Each of the entries beneath this task should be written out exactly.
*-*-*
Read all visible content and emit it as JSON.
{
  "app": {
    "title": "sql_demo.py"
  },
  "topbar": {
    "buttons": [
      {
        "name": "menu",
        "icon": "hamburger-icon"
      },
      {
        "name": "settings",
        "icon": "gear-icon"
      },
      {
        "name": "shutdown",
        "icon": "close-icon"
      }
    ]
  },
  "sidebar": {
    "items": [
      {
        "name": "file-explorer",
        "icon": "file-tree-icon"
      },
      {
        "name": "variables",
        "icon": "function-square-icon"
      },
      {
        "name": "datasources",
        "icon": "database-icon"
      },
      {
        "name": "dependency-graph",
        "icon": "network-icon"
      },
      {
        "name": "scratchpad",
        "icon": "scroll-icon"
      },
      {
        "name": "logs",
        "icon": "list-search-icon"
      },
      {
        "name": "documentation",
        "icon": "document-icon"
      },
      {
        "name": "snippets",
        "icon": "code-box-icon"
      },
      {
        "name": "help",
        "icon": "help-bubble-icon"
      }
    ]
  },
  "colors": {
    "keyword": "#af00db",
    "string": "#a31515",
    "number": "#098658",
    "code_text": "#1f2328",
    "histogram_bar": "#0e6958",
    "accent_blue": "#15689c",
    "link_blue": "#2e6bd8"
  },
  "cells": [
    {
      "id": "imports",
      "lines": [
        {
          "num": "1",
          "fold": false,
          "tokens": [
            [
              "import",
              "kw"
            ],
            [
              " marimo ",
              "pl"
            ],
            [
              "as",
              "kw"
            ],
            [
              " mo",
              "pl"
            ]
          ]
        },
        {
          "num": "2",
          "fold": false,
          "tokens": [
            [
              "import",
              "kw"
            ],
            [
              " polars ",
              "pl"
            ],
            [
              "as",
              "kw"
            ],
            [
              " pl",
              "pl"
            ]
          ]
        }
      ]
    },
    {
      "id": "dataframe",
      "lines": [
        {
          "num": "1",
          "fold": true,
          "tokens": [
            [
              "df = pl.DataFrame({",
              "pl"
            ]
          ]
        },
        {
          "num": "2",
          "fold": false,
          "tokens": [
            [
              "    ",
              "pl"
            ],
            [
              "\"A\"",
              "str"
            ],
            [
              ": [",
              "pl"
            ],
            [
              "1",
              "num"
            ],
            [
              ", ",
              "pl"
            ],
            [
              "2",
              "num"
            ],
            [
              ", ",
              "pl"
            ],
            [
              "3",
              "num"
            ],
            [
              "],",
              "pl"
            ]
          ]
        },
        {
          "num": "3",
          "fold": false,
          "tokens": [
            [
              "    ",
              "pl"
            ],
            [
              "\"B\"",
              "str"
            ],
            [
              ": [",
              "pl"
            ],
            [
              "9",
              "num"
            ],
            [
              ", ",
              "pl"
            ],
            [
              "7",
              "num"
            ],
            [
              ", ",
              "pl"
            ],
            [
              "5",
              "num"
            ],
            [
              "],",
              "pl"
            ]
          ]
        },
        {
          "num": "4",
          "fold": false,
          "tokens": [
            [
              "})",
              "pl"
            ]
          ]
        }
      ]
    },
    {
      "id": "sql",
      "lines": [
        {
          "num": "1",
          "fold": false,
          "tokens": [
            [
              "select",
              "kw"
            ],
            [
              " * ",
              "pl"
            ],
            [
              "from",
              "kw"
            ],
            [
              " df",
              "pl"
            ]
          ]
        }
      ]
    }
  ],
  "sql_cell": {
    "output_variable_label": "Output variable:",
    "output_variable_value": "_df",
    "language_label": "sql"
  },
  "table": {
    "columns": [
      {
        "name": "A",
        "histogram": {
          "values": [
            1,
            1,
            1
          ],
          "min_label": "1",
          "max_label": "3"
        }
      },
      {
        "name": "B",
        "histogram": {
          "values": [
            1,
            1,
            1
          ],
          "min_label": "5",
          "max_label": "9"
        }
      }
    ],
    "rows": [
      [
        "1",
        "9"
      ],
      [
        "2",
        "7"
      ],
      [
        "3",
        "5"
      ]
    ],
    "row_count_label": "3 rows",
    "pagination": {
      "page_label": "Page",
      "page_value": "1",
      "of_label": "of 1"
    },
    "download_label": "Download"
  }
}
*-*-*
== Output for this exercise ==
Read all visible content and emit it as JSON.
{
  "app": {
    "title": "sql_demo.py"
  },
  "topbar": {
    "buttons": [
      {
        "name": "menu",
        "icon": "hamburger-icon"
      },
      {
        "name": "settings",
        "icon": "gear-icon"
      },
      {
        "name": "shutdown",
        "icon": "close-icon"
      }
    ]
  },
  "sidebar": {
    "items": [
      {
        "name": "file-explorer",
        "icon": "file-tree-icon"
      },
      {
        "name": "variables",
        "icon": "function-square-icon"
      },
      {
        "name": "datasources",
        "icon": "database-icon"
      },
      {
        "name": "dependency-graph",
        "icon": "network-icon"
      },
      {
        "name": "scratchpad",
        "icon": "scroll-icon"
      },
      {
        "name": "logs",
        "icon": "list-search-icon"
      },
      {
        "name": "documentation",
        "icon": "document-icon"
      },
      {
        "name": "snippets",
        "icon": "code-box-icon"
      },
      {
        "name": "help",
        "icon": "help-bubble-icon"
      }
    ]
  },
  "colors": {
    "keyword": "#af00db",
    "string": "#a31515",
    "number": "#098658",
    "code_text": "#1f2328",
    "histogram_bar": "#0e6958",
    "accent_blue": "#15689c",
    "link_blue": "#2e6bd8"
  },
  "cells": [
    {
      "id": "imports",
      "lines": [
        {
          "num": "1",
          "fold": false,
          "tokens": [
            [
              "import",
              "kw"
            ],
            [
              " marimo ",
              "pl"
            ],
            [
              "as",
              "kw"
            ],
            [
              " mo",
              "pl"
            ]
          ]
        },
        {
          "num": "2",
          "fold": false,
          "tokens": [
            [
              "import",
              "kw"
            ],
            [
              " polars ",
              "pl"
            ],
            [
              "as",
              "kw"
            ],
            [
              " pl",
              "pl"
            ]
          ]
        }
      ]
    },
    {
      "id": "dataframe",
      "lines": [
        {
          "num": "1",
          "fold": true,
          "tokens": [
            [
              "df = pl.DataFrame({",
              "pl"
            ]
          ]
        },
        {
          "num": "2",
          "fold": false,
          "tokens": [
            [
              "    ",
              "pl"
            ],
            [
              "\"A\"",
              "str"
            ],
            [
              ": [",
              "pl"
            ],
            [
              "1",
              "num"
            ],
            [
              ", ",
              "pl"
            ],
            [
              "2",
              "num"
            ],
            [
              ", ",
              "pl"
            ],
            [
              "3",
              "num"
            ],
            [
              "],",
              "pl"
            ]
          ]
        },
        {
          "num": "3",
          "fold": false,
          "tokens": [
            [
              "    ",
              "pl"
            ],
            [
              "\"B\"",
              "str"
            ],
            [
              ": [",
              "pl"
            ],
            [
              "9",
              "num"
            ],
            [
              ", ",
              "pl"
            ],
            [
              "7",
              "num"
            ],
            [
              ", ",
              "pl"
            ],
            [
              "5",
              "num"
            ],
            [
              "],",
              "pl"
            ]
          ]
        },
        {
          "num": "4",
          "fold": false,
          "tokens": [
            [
              "})",
              "pl"
            ]
          ]
        }
      ]
    },
    {
      "id": "sql",
      "lines": [
        {
          "num": "1",
          "fold": false,
          "tokens": [
            [
              "select",
              "kw"
            ],
            [
              " * ",
              "pl"
            ],
            [
              "from",
              "kw"
            ],
            [
              " df",
              "pl"
            ]
          ]
        }
      ]
    }
  ],
  "sql_cell": {
    "output_variable_label": "Output variable:",
    "output_variable_value": "_df",
    "language_label": "sql"
  },
  "table": {
    "columns": [
      {
        "name": "A",
        "histogram": {
          "values": [
            1,
            1,
            1
          ],
          "min_label": "1",
          "max_label": "3"
        }
      },
      {
        "name": "B",
        "histogram": {
          "values": [
            1,
            1,
            1
          ],
          "min_label": "5",
          "max_label": "9"
        }
      }
    ],
    "rows": [
      [
        "1",
        "9"
      ],
      [
        "2",
        "7"
      ],
      [
        "3",
        "5"
      ]
    ],
    "row_count_label": "3 rows",
    "pagination": {
      "page_label": "Page",
      "page_value": "1",
      "of_label": "of 1"
    },
    "download_label": "Download"
  }
}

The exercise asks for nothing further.